Fragments of All Fears

A septuagenarian should be grateful to wake up each morning, and the first order of business is inventory.  Increasing age means declining vision, hearing, memory, and endurance.  Each new pain brings fear of catastrophic illness.  Any moment might arrive with life-changing heart attack, stroke, or any of a thousand other ailments.  Death is always near, as is reminiscence about what might have been done and what might yet be done.  But an individual can deal with all this, must deal with all this, with as much control as possible, or acceptance when control is futile.  Each day, after all, might be the last “normal” day of my life.
For a few weeks our region has experienced unusually high heat and humidity, echoing record-setting summer temperatures throughout the northern hemisphere.  Media warns everyone to stay inside and drink fluids, avoid heat attacks, solar cancer,  mosquitoes delivering newly arrived tropical diseases.  I ignore all that _ take my walks, sit outside _ nothing much can add to my precarious position in life anyway.  But I do think such attitudes ignore the likelihood that the earth’s global warming is indeed at a tipping point.  I am well aware that this may be the last “normal” summer.
Ocean and bay beaches should offer some relief, but people fear those as well.  Sparkling water, like hazy air, is thickened with miscellaneous pollution.   Bacteria thrive in the warm temperatures, and frightening varieties are featured on the internet every week.  Algae blooms, red and green, are gross.  Again, however, this minor stuff missed the main point that oceans are warming, rising, losing environments and life, and are filled with poisonous invisible plastics which may never go away.  Innocent swims in public salt water may very soon be a nostalgic memory from the past.
Folks react to all this uncertainty and actual discomfort by attacking or trying to reform what is near and local.  They swarm to meetings about food, water supplies, chemicals, housing.  I find that very similar to attacking clerks in the old USSR, who handed out rolls of miserable toilet paper one at a time.  The problem was not the clerks, it was the system, but the clerks were available for abuse.  Our local water is fine.  The only thing that will fix pollution around here would be banning all lawn chemicals, outdoor pesticides, and internal combustion engines.  That won’t happen, and even if it did, would have no effect on terrestrial demise.
What bothers me most is the misuse of science.  Those who scream about food and water and other local issues are usually (from personal experience) fairly ignorant on the proper use of statistics, experiment, theory, and basic facts of chemically physical existence.

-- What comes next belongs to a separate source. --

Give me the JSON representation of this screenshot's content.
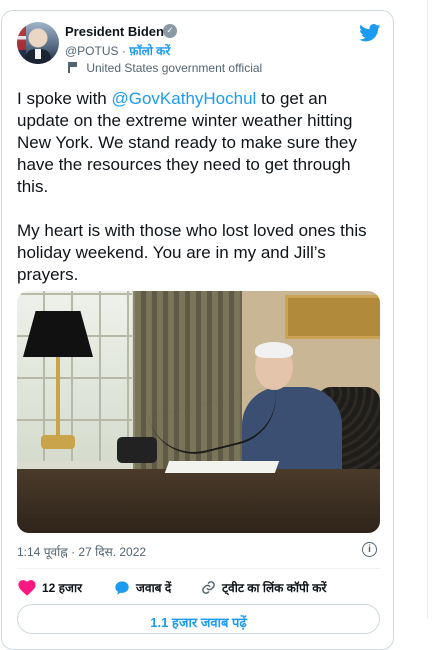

It is impossible to argue with someone who thinks GMO means tainted, “organic” is less poisonous.  I refuse to try to educate someone who simply shouts that double the part per billion of some obscure substance will lead to disease and death because such a claim is posted on an internet site.  Dr. Oz or some other fad freak is their current witch doctor, slick advertising their solace, a magic pill or obscure practice their guarantee of practical immortality.  It’s a free country, they have a right to do what they want, but I will not join them.  Common sense and common courtesy are too much in short supply.